*** Opening of Given records ***

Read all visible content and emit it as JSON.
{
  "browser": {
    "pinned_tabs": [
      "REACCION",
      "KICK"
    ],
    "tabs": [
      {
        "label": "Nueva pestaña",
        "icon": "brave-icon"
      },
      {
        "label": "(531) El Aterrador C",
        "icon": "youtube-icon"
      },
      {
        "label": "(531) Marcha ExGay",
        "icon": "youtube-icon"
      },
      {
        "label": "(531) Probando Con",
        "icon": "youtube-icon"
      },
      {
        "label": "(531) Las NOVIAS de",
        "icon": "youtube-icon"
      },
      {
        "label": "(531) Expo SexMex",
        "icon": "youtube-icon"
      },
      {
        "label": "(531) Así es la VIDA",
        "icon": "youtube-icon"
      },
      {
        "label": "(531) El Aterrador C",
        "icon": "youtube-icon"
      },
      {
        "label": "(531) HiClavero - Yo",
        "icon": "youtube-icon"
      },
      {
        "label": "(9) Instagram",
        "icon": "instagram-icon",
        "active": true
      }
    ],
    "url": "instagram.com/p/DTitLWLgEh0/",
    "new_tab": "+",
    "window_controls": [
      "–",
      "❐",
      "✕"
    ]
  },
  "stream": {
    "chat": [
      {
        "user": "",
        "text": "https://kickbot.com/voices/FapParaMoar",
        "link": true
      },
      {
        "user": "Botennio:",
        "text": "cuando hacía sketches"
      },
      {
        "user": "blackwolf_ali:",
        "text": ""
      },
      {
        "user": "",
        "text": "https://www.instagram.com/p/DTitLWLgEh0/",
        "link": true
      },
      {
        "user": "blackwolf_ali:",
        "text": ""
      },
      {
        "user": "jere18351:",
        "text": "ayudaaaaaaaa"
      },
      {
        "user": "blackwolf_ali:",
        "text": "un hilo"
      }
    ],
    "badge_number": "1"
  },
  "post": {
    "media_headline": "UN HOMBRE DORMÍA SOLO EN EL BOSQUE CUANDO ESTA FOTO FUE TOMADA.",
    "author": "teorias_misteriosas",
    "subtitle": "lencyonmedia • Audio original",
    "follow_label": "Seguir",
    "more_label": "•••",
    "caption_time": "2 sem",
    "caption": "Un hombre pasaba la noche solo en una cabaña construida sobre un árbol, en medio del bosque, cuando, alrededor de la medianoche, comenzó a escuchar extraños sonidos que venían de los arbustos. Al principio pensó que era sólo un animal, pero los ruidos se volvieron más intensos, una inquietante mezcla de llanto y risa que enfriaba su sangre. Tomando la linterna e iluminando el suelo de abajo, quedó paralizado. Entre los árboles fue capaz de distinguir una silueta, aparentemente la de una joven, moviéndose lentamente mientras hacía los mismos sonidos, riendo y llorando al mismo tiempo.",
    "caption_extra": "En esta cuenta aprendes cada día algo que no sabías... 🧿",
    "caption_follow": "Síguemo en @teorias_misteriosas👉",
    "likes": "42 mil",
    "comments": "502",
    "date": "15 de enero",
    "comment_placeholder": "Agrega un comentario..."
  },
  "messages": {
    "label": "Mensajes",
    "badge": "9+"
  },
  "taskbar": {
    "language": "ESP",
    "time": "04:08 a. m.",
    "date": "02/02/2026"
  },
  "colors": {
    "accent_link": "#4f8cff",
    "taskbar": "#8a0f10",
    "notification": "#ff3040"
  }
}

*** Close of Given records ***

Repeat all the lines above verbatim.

▶ Worked solution
Read all visible content and emit it as JSON.
{
  "browser": {
    "pinned_tabs": [
      "REACCION",
      "KICK"
    ],
    "tabs": [
      {
        "label": "Nueva pestaña",
        "icon": "brave-icon"
      },
      {
        "label": "(531) El Aterrador C",
        "icon": "youtube-icon"
      },
      {
        "label": "(531) Marcha ExGay",
        "icon": "youtube-icon"
      },
      {
        "label": "(531) Probando Con",
        "icon": "youtube-icon"
      },
      {
        "label": "(531) Las NOVIAS de",
        "icon": "youtube-icon"
      },
      {
        "label": "(531) Expo SexMex",
        "icon": "youtube-icon"
      },
      {
        "label": "(531) Así es la VIDA",
        "icon": "youtube-icon"
      },
      {
        "label": "(531) El Aterrador C",
        "icon": "youtube-icon"
      },
      {
        "label": "(531) HiClavero - Yo",
        "icon": "youtube-icon"
      },
      {
        "label": "(9) Instagram",
        "icon": "instagram-icon",
        "active": true
      }
    ],
    "url": "instagram.com/p/DTitLWLgEh0/",
    "new_tab": "+",
    "window_controls": [
      "–",
      "❐",
      "✕"
    ]
  },
  "stream": {
    "chat": [
      {
        "user": "",
        "text": "https://kickbot.com/voices/FapParaMoar",
        "link": true
      },
      {
        "user": "Botennio:",
        "text": "cuando hacía sketches"
      },
      {
        "user": "blackwolf_ali:",
        "text": ""
      },
      {
        "user": "",
        "text": "https://www.instagram.com/p/DTitLWLgEh0/",
        "link": true
      },
      {
        "user": "blackwolf_ali:",
        "text": ""
      },
      {
        "user": "jere18351:",
        "text": "ayudaaaaaaaa"
      },
      {
        "user": "blackwolf_ali:",
        "text": "un hilo"
      }
    ],
    "badge_number": "1"
  },
  "post": {
    "media_headline": "UN HOMBRE DORMÍA SOLO EN EL BOSQUE CUANDO ESTA FOTO FUE TOMADA.",
    "author": "teorias_misteriosas",
    "subtitle": "lencyonmedia • Audio original",
    "follow_label": "Seguir",
    "more_label": "•••",
    "caption_time": "2 sem",
    "caption": "Un hombre pasaba la noche solo en una cabaña construida sobre un árbol, en medio del bosque, cuando, alrededor de la medianoche, comenzó a escuchar extraños sonidos que venían de los arbustos. Al principio pensó que era sólo un animal, pero los ruidos se volvieron más intensos, una inquietante mezcla de llanto y risa que enfriaba su sangre. Tomando la linterna e iluminando el suelo de abajo, quedó paralizado. Entre los árboles fue capaz de distinguir una silueta, aparentemente la de una joven, moviéndose lentamente mientras hacía los mismos sonidos, riendo y llorando al mismo tiempo.",
    "caption_extra": "En esta cuenta aprendes cada día algo que no sabías... 🧿",
    "caption_follow": "Síguemo en @teorias_misteriosas👉",
    "likes": "42 mil",
    "comments": "502",
    "date": "15 de enero",
    "comment_placeholder": "Agrega un comentario..."
  },
  "messages": {
    "label": "Mensajes",
    "badge": "9+"
  },
  "taskbar": {
    "language": "ESP",
    "time": "04:08 a. m.",
    "date": "02/02/2026"
  },
  "colors": {
    "accent_link": "#4f8cff",
    "taskbar": "#8a0f10",
    "notification": "#ff3040"
  }
}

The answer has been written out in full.